We unwrapped each object, checked its condition and measured it, then recorded each object’s unique accession number and location before attaching a yellow tag and photographing the object before protecting it again. This information will be added to the museum’s digital records management system. Sometimes the information will confirm what is already on the digital record, sometimes the information will enhance the existing record and sometimes an entirely new record will need to be created.

Though auditing collections is core work for any curator, is a day spent in this manner a ‘Day of Archaeology’? I was as dirty and dusty as I’d even been on a dig

Recording, measuring and data entry may not be glamorous, but documentation is vitally important to both archaeology and museum work. Those accession numbers are the object’s context – they link to the object’s biography – what it is, where it came from, who used it and how. It is as important in archaeology as in a museum that the context of the object is retained. As visually arresting as an object may be, it loses something of its intrinsic value if it no longer has context.

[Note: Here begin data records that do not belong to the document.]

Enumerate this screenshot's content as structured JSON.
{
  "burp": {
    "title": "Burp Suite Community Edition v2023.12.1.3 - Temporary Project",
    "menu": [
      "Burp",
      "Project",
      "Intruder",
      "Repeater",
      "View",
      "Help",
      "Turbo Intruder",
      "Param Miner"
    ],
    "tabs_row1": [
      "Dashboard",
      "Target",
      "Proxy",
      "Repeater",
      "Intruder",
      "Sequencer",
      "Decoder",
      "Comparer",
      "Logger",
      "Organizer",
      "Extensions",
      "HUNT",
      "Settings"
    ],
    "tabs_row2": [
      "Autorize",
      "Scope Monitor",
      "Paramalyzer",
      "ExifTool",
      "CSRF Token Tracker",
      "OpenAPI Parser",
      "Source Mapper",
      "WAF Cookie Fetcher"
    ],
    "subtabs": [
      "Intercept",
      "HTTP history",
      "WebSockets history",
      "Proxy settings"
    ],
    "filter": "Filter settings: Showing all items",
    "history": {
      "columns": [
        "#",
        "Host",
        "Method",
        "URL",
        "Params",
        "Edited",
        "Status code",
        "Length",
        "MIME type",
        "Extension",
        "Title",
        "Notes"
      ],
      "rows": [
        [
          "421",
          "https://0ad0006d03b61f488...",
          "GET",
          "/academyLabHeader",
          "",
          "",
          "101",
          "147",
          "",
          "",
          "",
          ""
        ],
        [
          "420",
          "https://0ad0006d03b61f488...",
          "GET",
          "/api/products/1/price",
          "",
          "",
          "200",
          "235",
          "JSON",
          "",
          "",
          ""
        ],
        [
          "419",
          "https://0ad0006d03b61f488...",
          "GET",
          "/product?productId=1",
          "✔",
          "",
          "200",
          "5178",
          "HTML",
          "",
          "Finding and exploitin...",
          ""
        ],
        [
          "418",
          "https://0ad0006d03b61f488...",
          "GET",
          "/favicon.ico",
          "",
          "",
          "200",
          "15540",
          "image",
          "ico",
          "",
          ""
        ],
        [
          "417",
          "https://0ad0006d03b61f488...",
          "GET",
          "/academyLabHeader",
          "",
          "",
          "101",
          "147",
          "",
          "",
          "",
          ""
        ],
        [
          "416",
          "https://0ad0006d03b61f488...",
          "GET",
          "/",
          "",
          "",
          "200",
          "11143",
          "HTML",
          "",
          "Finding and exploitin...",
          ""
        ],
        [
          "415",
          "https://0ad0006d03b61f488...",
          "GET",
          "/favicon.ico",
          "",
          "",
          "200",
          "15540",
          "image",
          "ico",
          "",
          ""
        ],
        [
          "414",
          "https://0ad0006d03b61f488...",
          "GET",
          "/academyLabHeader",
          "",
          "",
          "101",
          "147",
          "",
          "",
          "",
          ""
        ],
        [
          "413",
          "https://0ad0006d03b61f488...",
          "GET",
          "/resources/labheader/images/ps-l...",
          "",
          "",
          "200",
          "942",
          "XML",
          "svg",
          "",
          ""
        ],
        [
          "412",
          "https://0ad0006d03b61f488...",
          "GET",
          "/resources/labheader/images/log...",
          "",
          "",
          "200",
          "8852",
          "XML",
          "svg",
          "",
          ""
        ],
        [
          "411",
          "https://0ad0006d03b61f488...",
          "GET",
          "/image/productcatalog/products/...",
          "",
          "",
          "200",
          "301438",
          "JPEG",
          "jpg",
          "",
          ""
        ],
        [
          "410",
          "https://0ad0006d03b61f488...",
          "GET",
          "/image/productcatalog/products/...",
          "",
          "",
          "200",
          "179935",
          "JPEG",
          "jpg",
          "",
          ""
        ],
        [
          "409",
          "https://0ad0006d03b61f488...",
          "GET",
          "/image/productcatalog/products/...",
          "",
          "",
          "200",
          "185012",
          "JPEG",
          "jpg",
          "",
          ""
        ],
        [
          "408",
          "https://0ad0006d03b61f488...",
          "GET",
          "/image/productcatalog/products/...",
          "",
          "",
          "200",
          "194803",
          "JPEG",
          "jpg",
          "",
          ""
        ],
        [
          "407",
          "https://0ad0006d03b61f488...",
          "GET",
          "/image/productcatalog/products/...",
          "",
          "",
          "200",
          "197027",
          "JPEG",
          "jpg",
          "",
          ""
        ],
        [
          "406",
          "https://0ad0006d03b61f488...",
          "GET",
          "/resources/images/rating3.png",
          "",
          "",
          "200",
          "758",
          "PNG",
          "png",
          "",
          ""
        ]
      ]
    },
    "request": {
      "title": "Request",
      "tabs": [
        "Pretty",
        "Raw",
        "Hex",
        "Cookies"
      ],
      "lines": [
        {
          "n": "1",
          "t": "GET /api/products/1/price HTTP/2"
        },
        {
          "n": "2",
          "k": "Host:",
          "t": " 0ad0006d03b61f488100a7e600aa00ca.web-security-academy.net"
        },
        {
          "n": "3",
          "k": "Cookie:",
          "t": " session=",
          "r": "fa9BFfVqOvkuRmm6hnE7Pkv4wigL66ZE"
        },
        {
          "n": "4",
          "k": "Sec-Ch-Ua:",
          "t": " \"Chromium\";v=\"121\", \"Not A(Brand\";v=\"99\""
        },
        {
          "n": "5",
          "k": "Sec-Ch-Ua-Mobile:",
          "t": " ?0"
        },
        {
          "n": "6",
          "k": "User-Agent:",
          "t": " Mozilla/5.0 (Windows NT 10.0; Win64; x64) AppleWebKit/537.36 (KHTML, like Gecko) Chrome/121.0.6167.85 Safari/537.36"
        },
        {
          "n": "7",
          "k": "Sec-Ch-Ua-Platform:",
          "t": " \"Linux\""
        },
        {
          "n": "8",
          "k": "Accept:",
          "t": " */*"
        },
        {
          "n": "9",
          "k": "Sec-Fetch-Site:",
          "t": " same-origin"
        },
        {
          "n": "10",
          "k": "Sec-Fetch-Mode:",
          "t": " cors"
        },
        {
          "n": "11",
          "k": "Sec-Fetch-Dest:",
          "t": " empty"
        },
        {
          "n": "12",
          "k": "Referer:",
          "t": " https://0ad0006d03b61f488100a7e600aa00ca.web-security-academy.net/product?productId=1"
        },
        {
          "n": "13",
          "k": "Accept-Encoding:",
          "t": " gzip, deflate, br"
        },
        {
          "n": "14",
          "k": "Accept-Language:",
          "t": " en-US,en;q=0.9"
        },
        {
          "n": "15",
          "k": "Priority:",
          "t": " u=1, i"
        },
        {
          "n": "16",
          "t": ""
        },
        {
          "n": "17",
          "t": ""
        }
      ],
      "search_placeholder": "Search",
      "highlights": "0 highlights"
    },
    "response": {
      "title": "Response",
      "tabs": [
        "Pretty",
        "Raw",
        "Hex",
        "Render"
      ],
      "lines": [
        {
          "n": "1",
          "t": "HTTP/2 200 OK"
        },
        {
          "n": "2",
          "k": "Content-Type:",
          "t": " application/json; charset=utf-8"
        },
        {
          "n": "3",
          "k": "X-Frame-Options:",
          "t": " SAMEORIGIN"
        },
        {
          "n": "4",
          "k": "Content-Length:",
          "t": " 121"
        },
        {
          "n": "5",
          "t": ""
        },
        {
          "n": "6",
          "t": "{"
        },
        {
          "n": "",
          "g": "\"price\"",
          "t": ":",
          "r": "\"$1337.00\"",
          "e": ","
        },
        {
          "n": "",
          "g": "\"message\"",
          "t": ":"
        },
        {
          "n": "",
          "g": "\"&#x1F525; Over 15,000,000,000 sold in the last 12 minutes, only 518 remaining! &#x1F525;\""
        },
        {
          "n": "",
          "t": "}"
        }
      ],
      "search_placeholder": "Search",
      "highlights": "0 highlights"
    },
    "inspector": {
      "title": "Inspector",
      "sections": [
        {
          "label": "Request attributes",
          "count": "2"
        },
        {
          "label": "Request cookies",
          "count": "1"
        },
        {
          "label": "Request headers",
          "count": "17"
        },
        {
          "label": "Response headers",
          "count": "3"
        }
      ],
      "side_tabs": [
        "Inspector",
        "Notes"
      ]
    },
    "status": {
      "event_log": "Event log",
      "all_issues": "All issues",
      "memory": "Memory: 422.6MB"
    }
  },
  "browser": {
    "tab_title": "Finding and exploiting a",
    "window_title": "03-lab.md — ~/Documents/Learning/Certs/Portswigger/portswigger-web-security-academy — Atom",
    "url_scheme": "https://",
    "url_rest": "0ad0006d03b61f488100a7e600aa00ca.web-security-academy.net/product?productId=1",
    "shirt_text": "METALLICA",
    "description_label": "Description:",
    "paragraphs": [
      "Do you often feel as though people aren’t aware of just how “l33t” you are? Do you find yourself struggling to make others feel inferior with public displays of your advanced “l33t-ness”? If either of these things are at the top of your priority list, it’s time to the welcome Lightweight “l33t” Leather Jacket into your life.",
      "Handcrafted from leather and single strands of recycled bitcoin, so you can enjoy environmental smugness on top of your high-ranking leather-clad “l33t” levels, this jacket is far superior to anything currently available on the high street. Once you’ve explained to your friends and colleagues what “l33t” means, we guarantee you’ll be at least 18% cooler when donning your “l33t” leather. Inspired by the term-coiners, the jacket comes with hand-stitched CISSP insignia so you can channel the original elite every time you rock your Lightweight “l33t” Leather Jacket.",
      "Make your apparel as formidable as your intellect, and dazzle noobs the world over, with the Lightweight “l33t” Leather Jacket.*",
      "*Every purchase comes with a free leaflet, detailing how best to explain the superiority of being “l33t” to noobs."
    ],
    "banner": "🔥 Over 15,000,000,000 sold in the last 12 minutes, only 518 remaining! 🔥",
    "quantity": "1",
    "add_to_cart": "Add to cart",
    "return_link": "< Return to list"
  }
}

This is the information that is shared with the public and held on to for future generations.